▶ _Work to complete_
Using the data below, copy out all lines with the word "Microsoft".

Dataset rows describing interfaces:
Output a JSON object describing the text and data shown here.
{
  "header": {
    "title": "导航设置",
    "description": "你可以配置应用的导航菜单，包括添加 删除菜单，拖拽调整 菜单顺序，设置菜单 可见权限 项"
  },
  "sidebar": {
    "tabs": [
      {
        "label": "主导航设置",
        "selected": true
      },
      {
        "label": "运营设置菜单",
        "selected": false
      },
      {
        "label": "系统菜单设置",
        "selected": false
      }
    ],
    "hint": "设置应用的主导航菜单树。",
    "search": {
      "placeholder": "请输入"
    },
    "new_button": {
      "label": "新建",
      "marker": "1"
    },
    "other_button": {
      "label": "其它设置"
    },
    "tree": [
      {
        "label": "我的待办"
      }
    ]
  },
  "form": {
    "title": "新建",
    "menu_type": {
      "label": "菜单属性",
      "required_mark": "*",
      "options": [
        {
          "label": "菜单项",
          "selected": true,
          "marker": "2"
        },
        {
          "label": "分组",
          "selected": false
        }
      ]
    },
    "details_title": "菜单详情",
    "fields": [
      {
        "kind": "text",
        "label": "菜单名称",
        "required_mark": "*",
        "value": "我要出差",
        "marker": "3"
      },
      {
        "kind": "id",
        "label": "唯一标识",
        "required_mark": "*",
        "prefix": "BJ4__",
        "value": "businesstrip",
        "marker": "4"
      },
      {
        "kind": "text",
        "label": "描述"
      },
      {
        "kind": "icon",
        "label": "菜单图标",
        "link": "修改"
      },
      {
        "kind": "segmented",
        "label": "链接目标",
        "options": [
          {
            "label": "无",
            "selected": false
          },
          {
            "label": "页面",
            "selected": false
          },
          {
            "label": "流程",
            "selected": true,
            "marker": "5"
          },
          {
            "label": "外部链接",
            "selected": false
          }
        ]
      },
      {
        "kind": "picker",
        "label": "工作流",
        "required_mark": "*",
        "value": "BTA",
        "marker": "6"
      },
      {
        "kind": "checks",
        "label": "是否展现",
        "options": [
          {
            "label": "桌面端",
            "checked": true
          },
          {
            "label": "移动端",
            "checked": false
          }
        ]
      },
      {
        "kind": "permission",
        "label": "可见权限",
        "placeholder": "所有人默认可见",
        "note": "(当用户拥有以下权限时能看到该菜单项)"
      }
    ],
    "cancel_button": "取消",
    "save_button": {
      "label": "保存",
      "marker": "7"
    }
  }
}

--

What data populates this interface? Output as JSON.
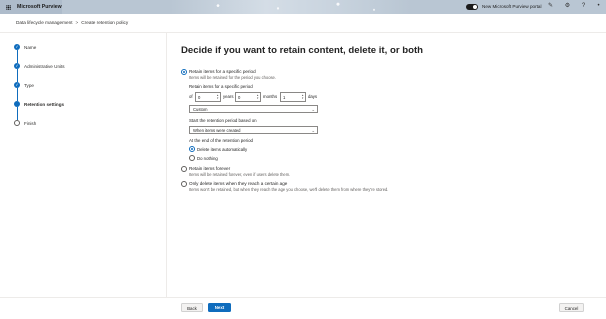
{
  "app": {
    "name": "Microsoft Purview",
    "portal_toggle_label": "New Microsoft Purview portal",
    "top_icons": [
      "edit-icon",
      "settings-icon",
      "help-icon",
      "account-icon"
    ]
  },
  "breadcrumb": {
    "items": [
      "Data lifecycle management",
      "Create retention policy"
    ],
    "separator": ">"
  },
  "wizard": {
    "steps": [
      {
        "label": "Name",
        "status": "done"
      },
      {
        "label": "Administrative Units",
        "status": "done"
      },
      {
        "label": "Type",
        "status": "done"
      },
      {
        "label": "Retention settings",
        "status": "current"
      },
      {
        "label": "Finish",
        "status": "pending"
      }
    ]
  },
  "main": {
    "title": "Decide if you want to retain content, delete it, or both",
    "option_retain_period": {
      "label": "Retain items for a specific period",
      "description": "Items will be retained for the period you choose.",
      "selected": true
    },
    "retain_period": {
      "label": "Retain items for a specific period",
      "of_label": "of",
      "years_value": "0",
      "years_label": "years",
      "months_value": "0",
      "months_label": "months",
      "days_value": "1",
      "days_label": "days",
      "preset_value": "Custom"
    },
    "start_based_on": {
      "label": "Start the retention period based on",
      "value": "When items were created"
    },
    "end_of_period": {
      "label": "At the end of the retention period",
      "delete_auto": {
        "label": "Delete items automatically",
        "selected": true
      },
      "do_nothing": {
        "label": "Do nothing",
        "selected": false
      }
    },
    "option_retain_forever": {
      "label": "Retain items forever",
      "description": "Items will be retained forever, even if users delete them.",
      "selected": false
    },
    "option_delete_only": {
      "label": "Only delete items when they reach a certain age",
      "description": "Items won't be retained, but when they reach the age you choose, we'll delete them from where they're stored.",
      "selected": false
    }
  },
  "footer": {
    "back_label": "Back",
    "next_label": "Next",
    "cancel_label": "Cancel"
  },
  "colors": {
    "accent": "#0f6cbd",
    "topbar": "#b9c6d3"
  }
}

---

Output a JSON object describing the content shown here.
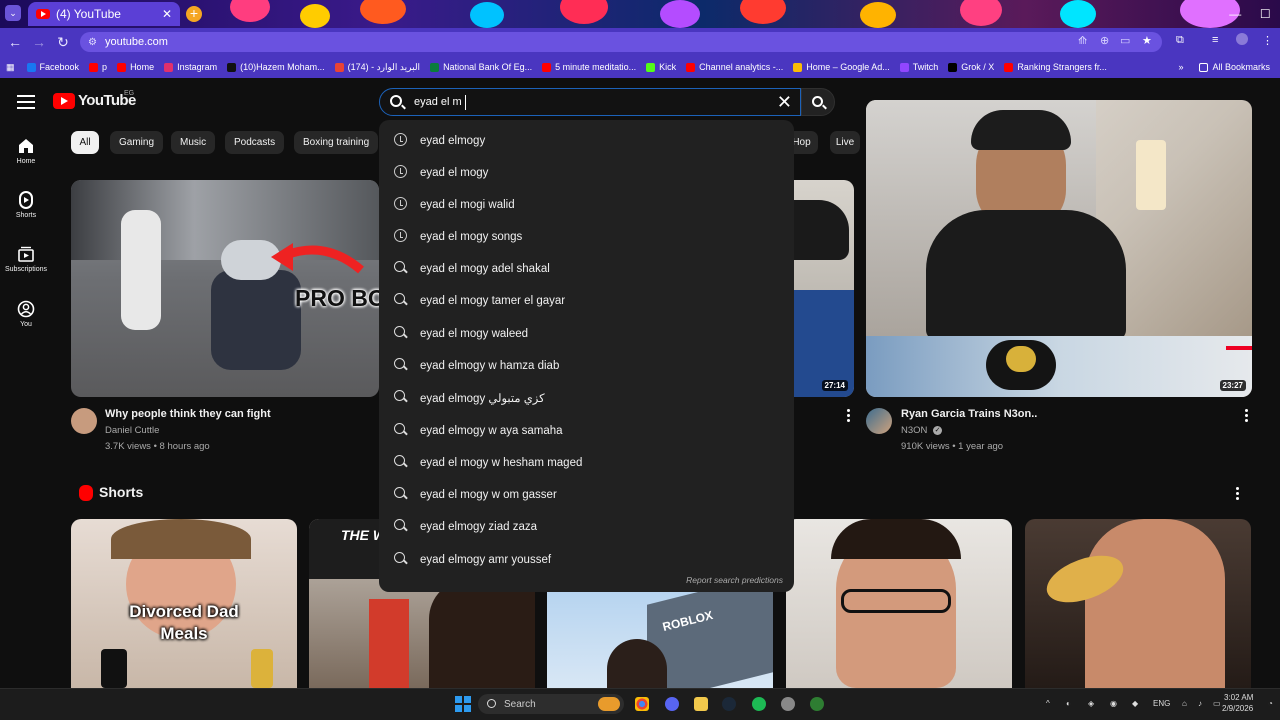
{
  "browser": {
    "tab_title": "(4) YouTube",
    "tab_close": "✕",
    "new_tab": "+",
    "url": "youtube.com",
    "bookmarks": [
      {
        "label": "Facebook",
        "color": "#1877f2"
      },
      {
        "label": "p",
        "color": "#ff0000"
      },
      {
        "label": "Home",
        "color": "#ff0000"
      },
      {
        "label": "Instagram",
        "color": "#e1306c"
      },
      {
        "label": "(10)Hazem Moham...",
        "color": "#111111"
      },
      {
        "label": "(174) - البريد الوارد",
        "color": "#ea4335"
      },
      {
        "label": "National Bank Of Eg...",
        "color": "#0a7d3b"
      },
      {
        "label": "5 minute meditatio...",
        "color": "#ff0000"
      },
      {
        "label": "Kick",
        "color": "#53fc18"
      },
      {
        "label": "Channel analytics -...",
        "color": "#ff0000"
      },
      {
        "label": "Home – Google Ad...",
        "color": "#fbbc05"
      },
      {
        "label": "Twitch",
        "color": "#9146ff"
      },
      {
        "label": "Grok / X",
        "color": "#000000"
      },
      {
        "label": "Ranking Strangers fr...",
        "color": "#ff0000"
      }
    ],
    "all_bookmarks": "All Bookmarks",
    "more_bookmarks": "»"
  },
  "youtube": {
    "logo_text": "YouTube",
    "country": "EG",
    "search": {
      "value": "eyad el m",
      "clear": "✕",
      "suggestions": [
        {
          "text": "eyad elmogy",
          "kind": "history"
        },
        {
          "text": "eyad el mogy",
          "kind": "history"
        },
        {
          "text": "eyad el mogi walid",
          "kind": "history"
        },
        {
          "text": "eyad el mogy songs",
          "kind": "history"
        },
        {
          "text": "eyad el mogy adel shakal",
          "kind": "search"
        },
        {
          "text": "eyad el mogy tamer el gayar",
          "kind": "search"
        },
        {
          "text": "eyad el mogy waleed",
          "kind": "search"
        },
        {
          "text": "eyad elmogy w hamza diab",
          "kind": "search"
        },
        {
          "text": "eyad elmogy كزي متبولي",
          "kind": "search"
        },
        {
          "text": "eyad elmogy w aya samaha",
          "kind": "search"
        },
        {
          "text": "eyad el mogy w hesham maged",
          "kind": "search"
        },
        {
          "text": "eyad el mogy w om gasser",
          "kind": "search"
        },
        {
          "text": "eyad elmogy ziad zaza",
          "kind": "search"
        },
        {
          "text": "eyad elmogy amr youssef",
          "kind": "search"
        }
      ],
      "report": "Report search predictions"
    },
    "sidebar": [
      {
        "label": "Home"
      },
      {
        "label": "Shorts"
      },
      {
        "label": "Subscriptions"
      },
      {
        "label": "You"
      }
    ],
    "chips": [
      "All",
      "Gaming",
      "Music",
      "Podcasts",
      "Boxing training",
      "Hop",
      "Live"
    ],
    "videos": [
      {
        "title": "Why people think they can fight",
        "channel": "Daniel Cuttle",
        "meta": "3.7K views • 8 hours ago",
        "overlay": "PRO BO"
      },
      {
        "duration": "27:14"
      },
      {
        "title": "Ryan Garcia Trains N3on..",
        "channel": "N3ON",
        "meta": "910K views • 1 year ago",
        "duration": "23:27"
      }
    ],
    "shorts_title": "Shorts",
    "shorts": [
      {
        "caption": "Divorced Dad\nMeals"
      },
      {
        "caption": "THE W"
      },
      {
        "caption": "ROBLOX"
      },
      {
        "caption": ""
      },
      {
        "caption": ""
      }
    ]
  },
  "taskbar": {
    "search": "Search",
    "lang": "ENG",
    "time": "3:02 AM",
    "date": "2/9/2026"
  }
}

▶ _Task response_
    "name": "Microsoft Purview",
    "portal_toggle_label": "New Microsoft Purview portal",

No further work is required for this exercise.